Delivering Your Brand Promise: Where Do You Fall Short?
Updated: Mar 23, 2020
Your company has a strong integrated marketing plan and audiences are positively responding to the content and activities you propose. The calls, meetings, and emails are flooding in with requests for partnership, product purchases, and new business opportunities. It’s a call for celebration! But wait…Is your company ready to handle such success?
How you manage these outcomes speaks to your brand promise and the business strategy for acting on that commitment. A brand promise is your company’s unique value proposition, your purpose. Customers, employees, vendors, and community partners develop expectations of your company’s products and services without even knowing the brand promise. These audiences interpret the brand promise based on their experience with your brand – interactions, observations, word of mouth, media stories, and other such encounters. Expectations then may vary based on individual experiences so you’ll want to explore how to establish and manage expectations accordingly. A recent survey by Clear asked 34,000 global consumers about their experience with 225 brands across eight industries including automotive, hospitality, media, retail banking and insurance among others. The survey noted that 74% of U.S. consumers would stop using a brand if it no longer offered what it promised. Consumer faith in brands is in decline, costing brands millions – between $460M and $860M in lost revenue according to the survey –to market and acquire new customers instead of building loyalty within.
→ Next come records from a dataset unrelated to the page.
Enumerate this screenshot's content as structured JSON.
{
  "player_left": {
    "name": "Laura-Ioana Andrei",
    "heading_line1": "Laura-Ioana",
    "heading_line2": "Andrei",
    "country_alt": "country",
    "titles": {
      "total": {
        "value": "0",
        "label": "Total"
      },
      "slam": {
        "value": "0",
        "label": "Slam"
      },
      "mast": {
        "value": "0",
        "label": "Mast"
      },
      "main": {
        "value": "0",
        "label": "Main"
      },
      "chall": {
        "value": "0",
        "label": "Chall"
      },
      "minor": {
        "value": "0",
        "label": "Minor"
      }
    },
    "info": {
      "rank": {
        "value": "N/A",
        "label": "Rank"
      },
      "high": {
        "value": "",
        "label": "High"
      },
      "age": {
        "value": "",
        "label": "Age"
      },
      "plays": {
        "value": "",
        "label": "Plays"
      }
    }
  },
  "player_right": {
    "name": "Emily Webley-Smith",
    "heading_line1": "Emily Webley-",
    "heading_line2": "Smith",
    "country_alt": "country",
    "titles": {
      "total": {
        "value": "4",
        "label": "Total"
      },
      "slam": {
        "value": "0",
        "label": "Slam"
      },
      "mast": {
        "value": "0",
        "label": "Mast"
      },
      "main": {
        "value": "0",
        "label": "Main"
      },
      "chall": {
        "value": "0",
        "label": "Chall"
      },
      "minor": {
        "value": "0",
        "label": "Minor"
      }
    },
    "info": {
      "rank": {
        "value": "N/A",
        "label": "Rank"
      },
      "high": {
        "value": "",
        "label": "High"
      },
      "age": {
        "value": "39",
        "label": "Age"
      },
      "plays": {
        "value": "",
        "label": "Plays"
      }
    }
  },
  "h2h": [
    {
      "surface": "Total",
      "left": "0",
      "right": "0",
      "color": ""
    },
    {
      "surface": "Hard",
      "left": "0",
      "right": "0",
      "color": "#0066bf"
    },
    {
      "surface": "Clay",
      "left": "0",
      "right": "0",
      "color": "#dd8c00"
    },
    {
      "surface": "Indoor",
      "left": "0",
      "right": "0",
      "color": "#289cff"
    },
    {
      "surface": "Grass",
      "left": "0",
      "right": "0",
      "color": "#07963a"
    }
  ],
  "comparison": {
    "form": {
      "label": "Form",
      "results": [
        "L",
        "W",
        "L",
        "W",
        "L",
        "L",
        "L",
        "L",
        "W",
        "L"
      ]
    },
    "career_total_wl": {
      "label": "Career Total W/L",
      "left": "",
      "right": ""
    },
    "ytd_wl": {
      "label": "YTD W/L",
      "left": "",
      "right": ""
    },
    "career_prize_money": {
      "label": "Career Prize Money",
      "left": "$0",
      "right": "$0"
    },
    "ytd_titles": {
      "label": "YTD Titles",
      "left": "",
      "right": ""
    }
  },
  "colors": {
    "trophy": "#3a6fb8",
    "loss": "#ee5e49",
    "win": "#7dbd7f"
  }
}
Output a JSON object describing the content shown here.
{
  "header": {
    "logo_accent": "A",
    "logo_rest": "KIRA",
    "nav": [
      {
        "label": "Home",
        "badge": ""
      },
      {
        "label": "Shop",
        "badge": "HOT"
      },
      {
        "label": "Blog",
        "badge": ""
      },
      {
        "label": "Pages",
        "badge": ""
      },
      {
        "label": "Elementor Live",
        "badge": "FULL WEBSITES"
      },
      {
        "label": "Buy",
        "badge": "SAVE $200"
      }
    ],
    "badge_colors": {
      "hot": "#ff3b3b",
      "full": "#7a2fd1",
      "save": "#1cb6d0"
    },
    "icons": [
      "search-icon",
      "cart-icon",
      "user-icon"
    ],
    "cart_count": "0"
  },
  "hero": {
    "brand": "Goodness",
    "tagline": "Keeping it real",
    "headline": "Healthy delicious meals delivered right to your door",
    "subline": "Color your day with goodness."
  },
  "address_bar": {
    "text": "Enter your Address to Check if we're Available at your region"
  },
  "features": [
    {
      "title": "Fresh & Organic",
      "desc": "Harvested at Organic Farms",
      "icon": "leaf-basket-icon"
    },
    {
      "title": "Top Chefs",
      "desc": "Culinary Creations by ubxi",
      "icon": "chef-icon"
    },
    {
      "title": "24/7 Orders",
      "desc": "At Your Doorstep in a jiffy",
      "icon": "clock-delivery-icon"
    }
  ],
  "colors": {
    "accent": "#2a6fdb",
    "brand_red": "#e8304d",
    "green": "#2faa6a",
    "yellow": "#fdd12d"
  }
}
When developing the company marketing and communications plan, you established strategies, goals, and objectives to achieve company priorities and address expectations. However, do you know why you selected each strategy, goal, and objective? In theory, these should be the best means for achieving the results your company desires so you shouldn’t be surprised when you reach or even surpass your goals. “Best” is defined by what your goals are designed to achieve and the variables that may influence their progress, such as increasing efficiency, save on costs, or expand brand awareness. Company processes and past performance measurements, industry trends, target audience analysis, and competitive insights should inform your planning process. Take the time to talk with other departments inside your company to gain perspective on their challenges, opportunities, and new ideas as that department works toward their goals. Each department’s goals are interrelated so success in one area of the company will have an impression on another and awareness of those factors helps you to plan ahead. Avoid specifying goals that are too low where you’ll be underprepared for overwhelming demand. You also don’t want to set unrealistically high expectations.
This makes open communication crucial to establishing and managing expectations. Before you finalize the company marketing and communications plan, be sure you, your team and related departments or vendors know how to respond to projected scenarios. Planning for every potential issue is nearly impossible, but you can review how to manage manufacturing concerns, customer demand flow, and other such issues. Clear’s recent study highlights five introspective questions (pictured right) that can help your company identify if you’re delivering on your brand promise and if not, where you can improve. If your company is selling a new pair of sneakers, make sure everyone involved in the customer delivery process shares the same understanding of the brand experience. What does the shoebox look like? What should each salesperson know about the sneaker? Does the online order experience mirror the in-person experience? How many pairs of shoes can we sell before more are delivered or manufactured? Who will tell advertising to stop running the television commercials featuring the sneakers if supply is back ordered? There are many questions to consider before you set and act on your intentions.
Customers seek consistency in brand experiences so it’s important for you to provide the same high-quality experience at every customer touch point. Today’s ecosystem is evolving with customers now connecting with brands through mobile, social media, advertising, automation, and personalized experiences. It’s essential to break down company silos and integrate data, technologies, and systems to streamline the customer experience. The best brand strategy is an integrated approach to connecting with and servicing your customers. Clear's survey findings (pictured right) give way to five ways to better live and deliver your brand promise. As we head into the fourth quarter of 2018, you’re likely preparing 2019 budgets and operational business plans. We’d love to hear about your favorite planning exercises and tools that empower you to express, enable, realize and measure how your brand delivers on your brand promise.